Example: At Darlington, Jimmie Johnson’s Average Running Position ranked fourth. His point total would be 160, the point total of a driver who finished fourth in a race. In the Driver Rating formula, Average Running Position is important, and multiplied (or weighted) by two. Johnson’s total for that particular Primary Statistic would be 320.
SECTION 2 – Fixed Bonus Points
Bonus points are given for reaching certain goals. Below are the goals and the bonus points for each. (Note: All ties in “fixed bonus points” result in the bonus being added to all applicable drivers.)
Each “Fixed Bonus Points” total is then added together.
Fixed Bonus Points
Top-15 Finish 10
Leading Most Laps 10
Lead Lap Finish 5
Average Running Position better than 10.0 1 5
Average Running Position better than 6.0 1 5
Average Running Position better than 2.0 1 5
1 Average Running Position are while on the lead lap and under a green flag.
Example: At Darlington, Kyle Busch earned every “Fixed Bonus Points” except for Average Running Position better than 2.0. Therefore, in this section, he earned 55 points.
Example 2: At Darlington, both Jeff Gordon and Kyle Busch had an Average Running Position better than 6.0. They would each receive five points for having better than 10.0 and another five for having better than 6.0. Each would get a total of 10 for their Average Running Position.
SECTION 3 – Variable Bonus Points
These are bonus points that are dependent on two statistics a driver earns in a given race – green flag laps led and green flag fastest laps.
The two stats are added together and then divided by the total green flag laps the driver has run in the race. The resulting number is then multiplied by 100.
The maximum number of points a driver can get in this section is 100.
Example: At Darlington, Greg Biffle led 94 green flag laps and had 33 green flag fastest laps run. He ran 217 green flag laps in the race. The formula here is 94 + 33 = 127. Then: 127 / 217 = .585. Then: .585 x 100 = 58.5.
When all three sections are tallied, the points from each section are added together (the maximum number possible is 900 points) and then adjusted by dividing by six, which makes a perfect Driver Rating 150.0.
Total Possible Points 900 139.8
Adjusted Driver Rating 150.0 23.3
Also, if a given race has less than 43 participants – the points awarded are adjusted accordingly to prevent inflated ratings. This is by design with reference to the NASCAR Craftsman Truck Series which has a standard field of 36 trucks.
* * * * * * * * * * * * *
Below is an example of how Jeff Gordon’s Driver Rating was calculated for the 2008 race at Darlington Raceway:
Driver Rating Example: Jeff Gordon at Darlington, 2008
Below is the formula used to tabulate Jeff Gordon’s Driver Rating at Darlington this season.

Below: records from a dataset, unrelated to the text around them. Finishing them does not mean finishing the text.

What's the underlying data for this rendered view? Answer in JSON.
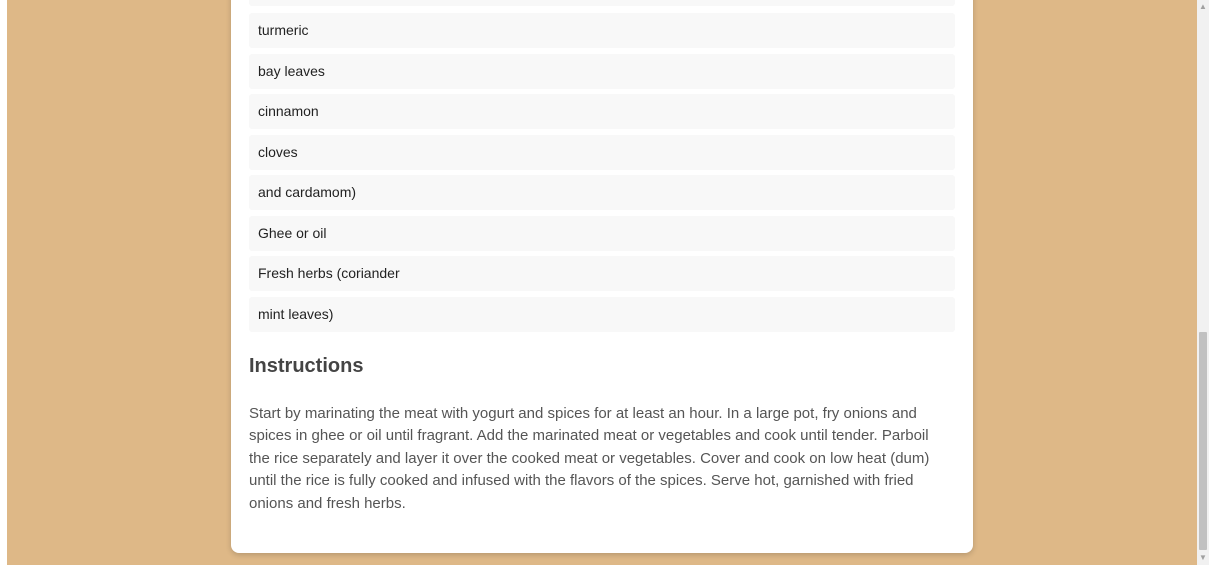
{
  "recipe": {
    "ingredients": [
      "",
      "turmeric",
      "bay leaves",
      "cinnamon",
      "cloves",
      "and cardamom)",
      "Ghee or oil",
      "Fresh herbs (coriander",
      "mint leaves)"
    ],
    "instructions_title": "Instructions",
    "instructions_text": "Start by marinating the meat with yogurt and spices for at least an hour. In a large pot, fry onions and spices in ghee or oil until fragrant. Add the marinated meat or vegetables and cook until tender. Parboil the rice separately and layer it over the cooked meat or vegetables. Cover and cook on low heat (dum) until the rice is fully cooked and infused with the flavors of the spices. Serve hot, garnished with fried onions and fresh herbs."
  },
  "scrollbar": {
    "up_icon": "chevron-up-icon",
    "down_icon": "chevron-down-icon"
  },
  "colors": {
    "page_background": "#deb887",
    "card_background": "#ffffff",
    "item_background": "#f8f8f8"
  }
}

Gordon, who finished third, scored a Driver Rating of 116.5, which was third-best in the race.
Primary Statistics Value Rank Pnts Multiplier Total Points
Finish 3 3 165 1 165
Average Running Position 1 4.381 4 160 2 320
Average Speed 165.394 mph 3 165 1 165
Fastest Lap 172.166 mph 9 138 1/9 15.3
Total for Section: 665.3
1 Average Running Position while on the lead lap and under a green flag.
Fixed Bonus Points Achieved? Pts Worth Points Earned
Win No 20 0
Top-15 Finish Yes 10 10
Leading Most Laps No 10 0
Lead Lap Finish Yes 5 5
Average Running Position better than 10.0 Yes 5 5
Average Running Position better than 6.0 Yes 5 5
Average Running Position better than 2.0 No 5 0
Total Points for Section: 25
Variable Bonus Points
(GF Fast Laps + GF Laps Led) / GF Laps X 100
Green Flag Fastest Laps: 11
Green Flag Laps Led: 18
Green Flag Laps on Track: 326
Formula: (11 + 18) / 326 X 100 = 8.9 Total Points for Section: 8.9
When sections are added together:
665.3 + 25 + 8.9 = 699.2
Then divide by 6, per the formula:
699.2 / 6 = 116.5
GORDON’S DRIVER RATING IS 116.5